A mass shooting  Wednesday night in Thousand Oaks, Calif., left 13 dead, including the shooter, U.S. Marines veteran Ian Long. The shooting took place at the Borderline Bar & Grill during their weekly line dancing and college night.

“I actually went to Thousand Oaks this past summer with my family for a day trip to the mall, outlets, and movie theater and I absolutely love the area,” said senior communications major, Jeremy Bellman who grew up an hour away from where the shooting took place. “It’s gorgeous, rich, and I thought very safe, until this happened.”

Bellman said that one of his colleague’s sisters was planning to go to the bar that night, but decided against it at the last minute.

“It just makes me realize that every decision you make, even the smallest one, can actually make the biggest and even crucial impact on your life,” he said.

Although it has not been confirmed, there has been speculation that Long suffered from post-traumatic stress disorder (PTSD) and had a history of mental illness.
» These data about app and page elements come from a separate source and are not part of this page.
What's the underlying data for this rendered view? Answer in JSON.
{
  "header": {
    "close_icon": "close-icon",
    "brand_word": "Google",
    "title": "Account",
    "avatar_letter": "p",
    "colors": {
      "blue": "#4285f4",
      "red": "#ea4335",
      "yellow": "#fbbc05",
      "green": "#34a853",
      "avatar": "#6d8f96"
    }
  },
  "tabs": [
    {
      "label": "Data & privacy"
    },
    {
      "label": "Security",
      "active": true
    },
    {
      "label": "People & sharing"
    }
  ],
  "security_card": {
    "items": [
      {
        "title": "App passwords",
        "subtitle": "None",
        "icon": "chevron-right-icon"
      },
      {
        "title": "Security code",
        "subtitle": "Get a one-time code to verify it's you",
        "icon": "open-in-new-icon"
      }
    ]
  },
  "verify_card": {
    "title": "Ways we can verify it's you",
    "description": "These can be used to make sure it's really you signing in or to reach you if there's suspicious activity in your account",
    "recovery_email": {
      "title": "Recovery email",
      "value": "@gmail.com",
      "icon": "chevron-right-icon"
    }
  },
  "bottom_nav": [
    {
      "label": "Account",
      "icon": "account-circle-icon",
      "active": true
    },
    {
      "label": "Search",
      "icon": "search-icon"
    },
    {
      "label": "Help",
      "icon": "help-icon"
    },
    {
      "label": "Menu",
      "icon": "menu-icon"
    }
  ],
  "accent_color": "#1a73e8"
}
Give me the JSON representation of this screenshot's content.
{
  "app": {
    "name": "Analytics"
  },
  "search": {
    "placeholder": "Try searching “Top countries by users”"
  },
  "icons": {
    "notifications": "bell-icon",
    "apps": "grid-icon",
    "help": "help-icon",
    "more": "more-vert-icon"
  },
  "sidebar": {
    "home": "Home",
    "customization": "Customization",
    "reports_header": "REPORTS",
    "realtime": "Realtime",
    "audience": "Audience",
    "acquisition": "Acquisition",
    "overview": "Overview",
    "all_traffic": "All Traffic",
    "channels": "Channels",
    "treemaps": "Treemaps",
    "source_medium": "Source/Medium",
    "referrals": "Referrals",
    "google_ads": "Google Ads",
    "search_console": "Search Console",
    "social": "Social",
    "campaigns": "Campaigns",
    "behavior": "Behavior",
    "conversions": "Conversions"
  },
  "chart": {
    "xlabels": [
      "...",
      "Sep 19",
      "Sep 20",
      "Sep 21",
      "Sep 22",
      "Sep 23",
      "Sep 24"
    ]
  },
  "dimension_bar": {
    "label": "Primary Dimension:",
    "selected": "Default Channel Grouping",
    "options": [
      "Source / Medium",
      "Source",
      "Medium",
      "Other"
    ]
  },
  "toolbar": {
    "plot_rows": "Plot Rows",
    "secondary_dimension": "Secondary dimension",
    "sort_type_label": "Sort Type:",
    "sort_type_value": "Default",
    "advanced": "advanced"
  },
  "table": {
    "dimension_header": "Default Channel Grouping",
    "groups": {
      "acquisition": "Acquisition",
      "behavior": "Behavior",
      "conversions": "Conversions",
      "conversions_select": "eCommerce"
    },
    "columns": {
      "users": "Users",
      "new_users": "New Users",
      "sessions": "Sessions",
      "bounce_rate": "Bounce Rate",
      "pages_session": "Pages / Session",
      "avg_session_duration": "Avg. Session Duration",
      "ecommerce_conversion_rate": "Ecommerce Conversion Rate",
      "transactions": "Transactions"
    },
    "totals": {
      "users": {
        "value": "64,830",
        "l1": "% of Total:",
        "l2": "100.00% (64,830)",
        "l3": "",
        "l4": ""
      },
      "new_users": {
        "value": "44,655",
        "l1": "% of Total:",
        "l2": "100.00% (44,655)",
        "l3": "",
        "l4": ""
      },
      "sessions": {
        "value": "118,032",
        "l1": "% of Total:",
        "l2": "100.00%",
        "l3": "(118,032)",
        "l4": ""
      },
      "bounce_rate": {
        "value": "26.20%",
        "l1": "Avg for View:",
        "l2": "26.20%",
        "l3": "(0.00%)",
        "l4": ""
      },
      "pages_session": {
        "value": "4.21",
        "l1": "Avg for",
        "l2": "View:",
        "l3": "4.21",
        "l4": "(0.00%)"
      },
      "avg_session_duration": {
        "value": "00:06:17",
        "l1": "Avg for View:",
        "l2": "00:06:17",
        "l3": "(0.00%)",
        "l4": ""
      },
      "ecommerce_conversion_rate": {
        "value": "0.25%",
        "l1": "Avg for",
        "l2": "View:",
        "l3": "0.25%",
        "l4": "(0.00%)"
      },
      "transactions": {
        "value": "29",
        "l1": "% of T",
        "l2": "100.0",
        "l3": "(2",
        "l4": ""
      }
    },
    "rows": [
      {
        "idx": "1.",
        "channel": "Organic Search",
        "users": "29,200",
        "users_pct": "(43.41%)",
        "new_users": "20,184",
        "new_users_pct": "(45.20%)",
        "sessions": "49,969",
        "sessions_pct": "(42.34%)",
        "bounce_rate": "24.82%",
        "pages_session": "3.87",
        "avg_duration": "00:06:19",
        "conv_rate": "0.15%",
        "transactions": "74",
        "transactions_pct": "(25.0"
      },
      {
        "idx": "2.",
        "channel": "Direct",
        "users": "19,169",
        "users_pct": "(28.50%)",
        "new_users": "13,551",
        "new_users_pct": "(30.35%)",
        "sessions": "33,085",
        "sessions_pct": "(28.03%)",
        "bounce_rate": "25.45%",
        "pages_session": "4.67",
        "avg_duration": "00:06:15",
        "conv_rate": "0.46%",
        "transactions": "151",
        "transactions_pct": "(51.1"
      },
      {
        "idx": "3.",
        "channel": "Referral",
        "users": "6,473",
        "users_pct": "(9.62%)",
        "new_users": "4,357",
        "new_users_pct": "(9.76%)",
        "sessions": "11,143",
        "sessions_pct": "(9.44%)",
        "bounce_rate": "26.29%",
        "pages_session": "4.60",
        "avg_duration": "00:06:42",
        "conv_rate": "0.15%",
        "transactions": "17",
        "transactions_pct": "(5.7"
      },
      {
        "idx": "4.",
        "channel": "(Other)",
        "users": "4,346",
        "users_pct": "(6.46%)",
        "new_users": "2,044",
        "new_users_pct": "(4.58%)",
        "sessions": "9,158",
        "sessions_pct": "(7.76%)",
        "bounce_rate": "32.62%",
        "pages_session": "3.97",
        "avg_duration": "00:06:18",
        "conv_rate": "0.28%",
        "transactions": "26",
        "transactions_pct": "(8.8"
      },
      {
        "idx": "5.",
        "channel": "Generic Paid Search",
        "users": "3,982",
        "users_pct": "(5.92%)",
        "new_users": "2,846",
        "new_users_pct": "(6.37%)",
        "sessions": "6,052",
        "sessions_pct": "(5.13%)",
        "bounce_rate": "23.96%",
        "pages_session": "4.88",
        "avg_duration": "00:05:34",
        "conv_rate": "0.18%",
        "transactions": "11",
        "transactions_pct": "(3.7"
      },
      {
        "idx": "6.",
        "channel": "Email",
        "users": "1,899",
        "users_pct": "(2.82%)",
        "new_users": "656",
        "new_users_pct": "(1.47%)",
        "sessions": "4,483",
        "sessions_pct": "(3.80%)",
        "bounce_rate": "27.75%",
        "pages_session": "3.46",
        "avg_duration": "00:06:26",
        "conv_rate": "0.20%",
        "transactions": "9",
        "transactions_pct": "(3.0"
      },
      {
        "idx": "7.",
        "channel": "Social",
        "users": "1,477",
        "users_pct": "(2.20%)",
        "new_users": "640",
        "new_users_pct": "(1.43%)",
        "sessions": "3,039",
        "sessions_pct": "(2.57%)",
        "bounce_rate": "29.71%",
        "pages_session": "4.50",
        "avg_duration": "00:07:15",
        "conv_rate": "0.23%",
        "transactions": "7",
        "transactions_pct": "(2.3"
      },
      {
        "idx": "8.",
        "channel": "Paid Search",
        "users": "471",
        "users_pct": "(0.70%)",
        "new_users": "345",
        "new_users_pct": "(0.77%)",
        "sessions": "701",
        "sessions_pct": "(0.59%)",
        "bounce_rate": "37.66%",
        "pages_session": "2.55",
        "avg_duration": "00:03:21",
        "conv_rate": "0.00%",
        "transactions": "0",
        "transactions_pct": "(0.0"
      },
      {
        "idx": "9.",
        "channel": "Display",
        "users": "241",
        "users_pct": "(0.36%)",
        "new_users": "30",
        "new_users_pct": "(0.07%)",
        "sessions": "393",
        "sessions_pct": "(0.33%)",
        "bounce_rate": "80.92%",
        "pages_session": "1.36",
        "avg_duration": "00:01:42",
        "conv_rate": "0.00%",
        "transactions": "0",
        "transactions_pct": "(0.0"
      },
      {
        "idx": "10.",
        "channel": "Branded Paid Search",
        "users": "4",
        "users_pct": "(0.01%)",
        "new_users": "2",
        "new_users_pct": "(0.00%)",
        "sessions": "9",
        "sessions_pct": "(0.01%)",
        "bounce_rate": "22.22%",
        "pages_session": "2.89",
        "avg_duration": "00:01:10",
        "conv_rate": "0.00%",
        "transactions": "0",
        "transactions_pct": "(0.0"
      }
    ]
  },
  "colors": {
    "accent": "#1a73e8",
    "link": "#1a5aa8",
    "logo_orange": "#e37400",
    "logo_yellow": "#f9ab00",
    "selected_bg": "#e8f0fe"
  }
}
Police were first informed of possible mental instability in April when they were called to the house where Long lived with his mother.

While California law prohibits individuals with a history of mental health issues from purchasing and owning firearms, the statute was never triggered in Long’s case because he was never hospitalized or deemed by a court to be mentally ill.

According to university criminal justice professor Ken Gray, the frequency of mass shootings has increased, with 12 so far in 2018, compared to an average of two per year from 2000-2009.

“There does seem to be a little bit of a rise here, but we’re talking about small numbers,” said Gray. “So often in the aftermath of an event like this, we ask ‘Why did this happen?’. You have to be careful about a rush to judgement. There’s an ongoing investigation. Maybe that ongoing investigation will tell us why, maybe it won’t.”

Bellman said he is  devastated about the shooting, but that  he feels mass shootings happen so often people are becoming accustomed to them.

“We keep saying something needs to be done and yet it keeps happening,” he said. “It upsets and frustrates me a lot. We have a huge issue on our hands that we need to address not as soon as possible, but now.”

“Mass shootings are just like regular shootings except you have more victims, and so you’re really talking about dealing with any type of gun violence in general,” said Gray. “That has been an ongoing issue and will remain an ongoing issue as long as the United States is awash with guns like it is now.”